. As a result, some gene pairs might have been previously misinterpreted as being in common or compensatory pathways if the multiplicative neutral model adopted here is correct.
In the absence of MMS, our methods classified 12% of gene pairs as aggravating interactions and 6% as alleviating interactions (). Genome-wide screens have estimated the frequency of aggravating genetic interactions (synthetic lethality and synthetic sickness) to be ~0.5% among non-essential genes15
. The ~24-fold enrichment in aggravating interaction frequency that we observed in the absence of MMS illustrates the utility of chemogenomic fitness screens in identifying functionally related subsets of genes and in quantitatively measuring their genetic interactions. Notably, we further enriched the number of alleviating and aggravating interactions to 21% and 14%, respectively, by growing deletion strains in the presence of MMS. The enrichment of functional links among alleviating gene pairs further underscores the value of systematic screens that can capture such interactions13,18

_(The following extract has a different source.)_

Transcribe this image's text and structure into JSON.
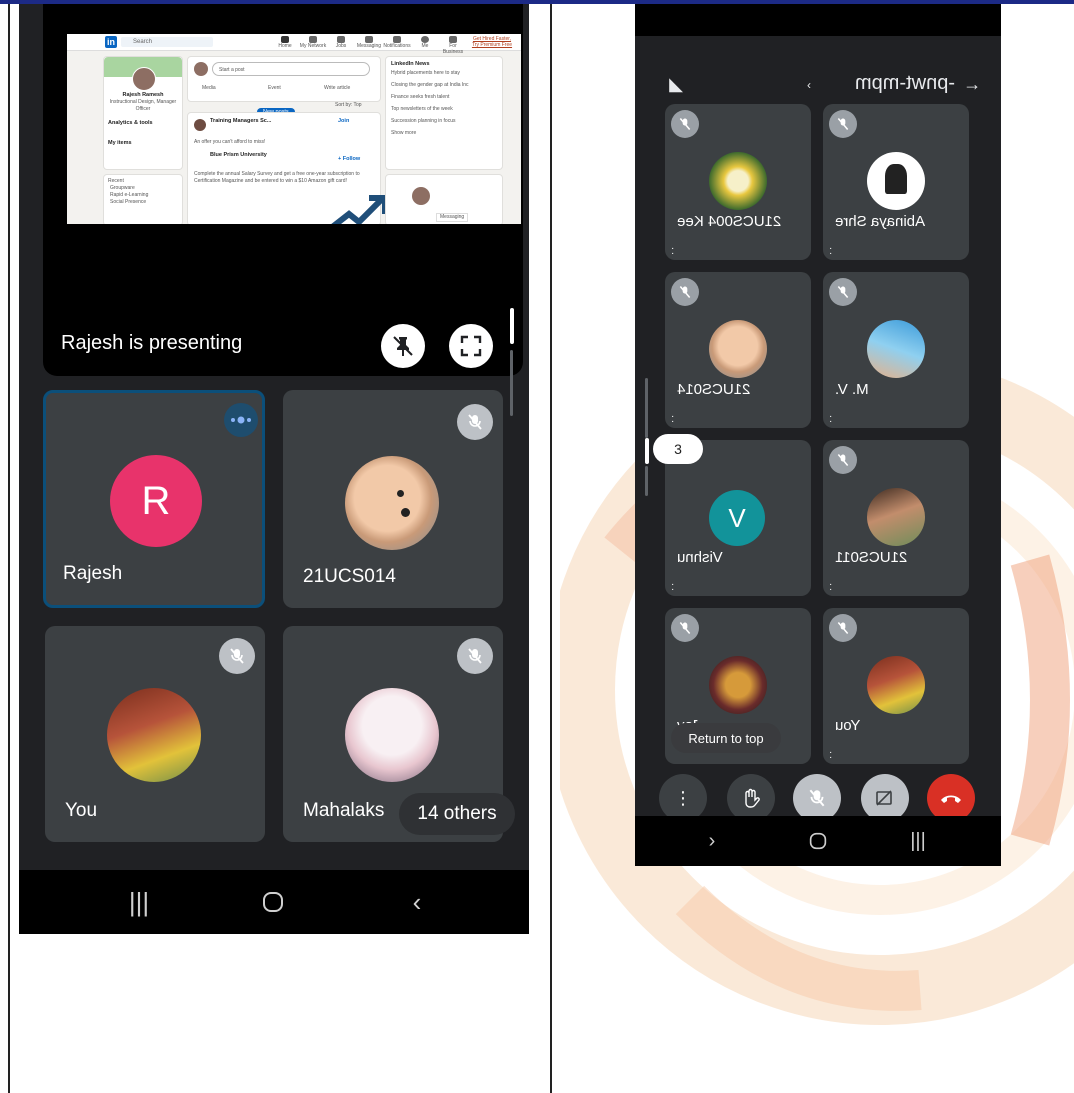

The adaptive value of the sexual mode of reproduction has been much debated. The deterministic theory argues that, if aggravating epistasis is prevalent, then sexual reproduction is selective because it enables deleterious mutations to be purged from genomes3
. Previous studies aimed at measuring the relative frequencies of alleviating and aggravating interactions have yielded conflicting results4–6
. Here, all single-gene deletions produced a quantifiable phenotype relative to wild type (); thus, every gene pair in our data set was interrogated for both alleviating and aggravating interactions. The observation that aggravating interactions occurred more frequently than alleviating interactions (; both with and without MMS) is consistent with the deterministic theory. An important caveat, however, is that the genes that we studied were not chosen randomly.
The relative MMS sensitivities of single and double mutants were used to distinguish distinct subtypes of alleviating genetic interactions. We found that coequal interactions (where Sxy
) occur between gene pairs that typically have the highest genetic congruence scores ( and ) and coequality is generally indicative of protein complexes that function as cohesive units25,26,28,32,33
. Systematically discovered alleviating interactions (where Sx
) accurately predicted the order of previously characterized biochemical processes. In addition, we found that shu1
Δ and csm2
Δ could partially suppress the MMS sensitivity of rad54
() and, similar to deletions in homologous recombination genes44
, rescue the synthetic lethality of an hpr5Δrad54Δ
double-deletion mutant (Supplementary Fig. 3
). These data extend previous findings linking the Shu complex to homologous recombination26
and place this complex upstream of Rad54 in homologous recombination–mediated repair of both MMS-induced and spontaneous DNA damage.
Genetic congruence between MPH1
led to the hypothesis and observation that the fitness of mph1Δmus81Δ
double-deletion strains in MMS can be improved by deleting genes important for homologous recombination and is consistent with the idea that the Mph1 helicase is involved in resolving homologous recombination-dependent toxic DNA intermediates (). Even though the Mph1 protein shows similar substrate specificity to Sgs1 in vitro40
, whether it has the same substrate specificity as Sgs1 in vivo
remains to be determined. Two of our results argue against this possibility: first, we did not observe any interaction between these two genes, as might be expected if they resolve the same intermediate; and second, although the rad59
Δ deletion suppressed the sensitivity of mph1Δmus81Δ
, it did not rescue the synthetic lethality of sgs1Δmus81Δ
. This observation suggests that Mph1 may distinguish itself from Sgs1 by acting on substrates generated by a RAD59
Of the roughly 6,000 genes in the yeast genome, fewer than 1,200 are essential for viability under optimal growth conditions (rich medium at 30 °C)22,46
. Consistent with studies involving random mutations4,5
and computational studies of yeast metabolism19
, most of our gene pairs followed a multiplicative relationship (). This level of robustness will undoubtedly hinder efforts to understand the functional organization of the cell on a systems level. Our results emphasize the utility of systematic and quantitative double-deletion studies, but they also show that additional perturbations, either genetic or chemical, will be necessary to reveal the full architecture of cellular pathways.